__ENTRIES SHOWN__
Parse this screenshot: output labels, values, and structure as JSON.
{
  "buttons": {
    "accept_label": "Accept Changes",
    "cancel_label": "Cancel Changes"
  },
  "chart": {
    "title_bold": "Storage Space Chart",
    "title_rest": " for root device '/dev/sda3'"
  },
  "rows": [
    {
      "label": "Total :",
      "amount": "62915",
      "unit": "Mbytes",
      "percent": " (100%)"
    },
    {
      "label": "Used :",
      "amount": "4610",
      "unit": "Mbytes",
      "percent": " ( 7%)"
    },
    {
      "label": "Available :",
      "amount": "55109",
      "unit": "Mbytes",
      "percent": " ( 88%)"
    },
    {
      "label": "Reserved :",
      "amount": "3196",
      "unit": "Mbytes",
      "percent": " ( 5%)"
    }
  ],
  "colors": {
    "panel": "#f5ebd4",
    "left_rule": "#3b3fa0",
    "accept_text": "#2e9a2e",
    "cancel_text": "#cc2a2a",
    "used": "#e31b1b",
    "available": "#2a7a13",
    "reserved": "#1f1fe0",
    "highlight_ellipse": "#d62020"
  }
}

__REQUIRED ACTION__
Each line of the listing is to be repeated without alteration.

__SOLUTION BELOW__
Parse this screenshot: output labels, values, and structure as JSON.
{
  "buttons": {
    "accept_label": "Accept Changes",
    "cancel_label": "Cancel Changes"
  },
  "chart": {
    "title_bold": "Storage Space Chart",
    "title_rest": " for root device '/dev/sda3'"
  },
  "rows": [
    {
      "label": "Total :",
      "amount": "62915",
      "unit": "Mbytes",
      "percent": " (100%)"
    },
    {
      "label": "Used :",
      "amount": "4610",
      "unit": "Mbytes",
      "percent": " ( 7%)"
    },
    {
      "label": "Available :",
      "amount": "55109",
      "unit": "Mbytes",
      "percent": " ( 88%)"
    },
    {
      "label": "Reserved :",
      "amount": "3196",
      "unit": "Mbytes",
      "percent": " ( 5%)"
    }
  ],
  "colors": {
    "panel": "#f5ebd4",
    "left_rule": "#3b3fa0",
    "accept_text": "#2e9a2e",
    "cancel_text": "#cc2a2a",
    "used": "#e31b1b",
    "available": "#2a7a13",
    "reserved": "#1f1fe0",
    "highlight_ellipse": "#d62020"
  }
}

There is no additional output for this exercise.